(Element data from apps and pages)
******
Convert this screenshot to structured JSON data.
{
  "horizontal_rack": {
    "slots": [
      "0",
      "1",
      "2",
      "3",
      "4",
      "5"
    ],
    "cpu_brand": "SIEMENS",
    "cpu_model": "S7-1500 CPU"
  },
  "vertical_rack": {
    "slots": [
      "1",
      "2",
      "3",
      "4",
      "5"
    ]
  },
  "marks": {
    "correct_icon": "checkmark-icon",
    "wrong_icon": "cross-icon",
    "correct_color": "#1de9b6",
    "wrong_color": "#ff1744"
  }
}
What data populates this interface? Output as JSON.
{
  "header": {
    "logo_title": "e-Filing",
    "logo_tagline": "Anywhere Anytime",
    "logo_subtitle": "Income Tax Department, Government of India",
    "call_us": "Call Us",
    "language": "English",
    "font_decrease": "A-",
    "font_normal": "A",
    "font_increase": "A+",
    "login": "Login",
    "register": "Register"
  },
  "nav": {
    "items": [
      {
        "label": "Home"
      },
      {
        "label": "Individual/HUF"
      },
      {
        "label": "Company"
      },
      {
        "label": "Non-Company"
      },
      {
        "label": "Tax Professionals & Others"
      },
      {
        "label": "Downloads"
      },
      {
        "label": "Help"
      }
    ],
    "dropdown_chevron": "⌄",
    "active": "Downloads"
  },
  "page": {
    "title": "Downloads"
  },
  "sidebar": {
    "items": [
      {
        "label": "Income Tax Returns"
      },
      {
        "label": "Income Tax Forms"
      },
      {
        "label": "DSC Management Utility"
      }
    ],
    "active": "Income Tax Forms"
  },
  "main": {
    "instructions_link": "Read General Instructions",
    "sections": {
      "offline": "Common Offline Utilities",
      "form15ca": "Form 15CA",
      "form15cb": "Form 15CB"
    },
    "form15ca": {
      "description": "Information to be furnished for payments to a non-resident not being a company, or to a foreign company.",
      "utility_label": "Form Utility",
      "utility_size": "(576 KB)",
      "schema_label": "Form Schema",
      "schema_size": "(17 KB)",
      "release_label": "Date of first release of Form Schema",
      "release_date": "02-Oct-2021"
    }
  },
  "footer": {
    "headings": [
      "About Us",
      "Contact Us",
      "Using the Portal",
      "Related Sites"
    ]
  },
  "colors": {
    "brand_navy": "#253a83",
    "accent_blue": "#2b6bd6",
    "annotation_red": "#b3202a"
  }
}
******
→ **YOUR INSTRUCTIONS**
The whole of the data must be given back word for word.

→ **RESULT OF THIS EXERCISE**
Convert this screenshot to structured JSON data.
{
  "horizontal_rack": {
    "slots": [
      "0",
      "1",
      "2",
      "3",
      "4",
      "5"
    ],
    "cpu_brand": "SIEMENS",
    "cpu_model": "S7-1500 CPU"
  },
  "vertical_rack": {
    "slots": [
      "1",
      "2",
      "3",
      "4",
      "5"
    ]
  },
  "marks": {
    "correct_icon": "checkmark-icon",
    "wrong_icon": "cross-icon",
    "correct_color": "#1de9b6",
    "wrong_color": "#ff1744"
  }
}
What data populates this interface? Output as JSON.
{
  "header": {
    "logo_title": "e-Filing",
    "logo_tagline": "Anywhere Anytime",
    "logo_subtitle": "Income Tax Department, Government of India",
    "call_us": "Call Us",
    "language": "English",
    "font_decrease": "A-",
    "font_normal": "A",
    "font_increase": "A+",
    "login": "Login",
    "register": "Register"
  },
  "nav": {
    "items": [
      {
        "label": "Home"
      },
      {
        "label": "Individual/HUF"
      },
      {
        "label": "Company"
      },
      {
        "label": "Non-Company"
      },
      {
        "label": "Tax Professionals & Others"
      },
      {
        "label": "Downloads"
      },
      {
        "label": "Help"
      }
    ],
    "dropdown_chevron": "⌄",
    "active": "Downloads"
  },
  "page": {
    "title": "Downloads"
  },
  "sidebar": {
    "items": [
      {
        "label": "Income Tax Returns"
      },
      {
        "label": "Income Tax Forms"
      },
      {
        "label": "DSC Management Utility"
      }
    ],
    "active": "Income Tax Forms"
  },
  "main": {
    "instructions_link": "Read General Instructions",
    "sections": {
      "offline": "Common Offline Utilities",
      "form15ca": "Form 15CA",
      "form15cb": "Form 15CB"
    },
    "form15ca": {
      "description": "Information to be furnished for payments to a non-resident not being a company, or to a foreign company.",
      "utility_label": "Form Utility",
      "utility_size": "(576 KB)",
      "schema_label": "Form Schema",
      "schema_size": "(17 KB)",
      "release_label": "Date of first release of Form Schema",
      "release_date": "02-Oct-2021"
    }
  },
  "footer": {
    "headings": [
      "About Us",
      "Contact Us",
      "Using the Portal",
      "Related Sites"
    ]
  },
  "colors": {
    "brand_navy": "#253a83",
    "accent_blue": "#2b6bd6",
    "annotation_red": "#b3202a"
  }
}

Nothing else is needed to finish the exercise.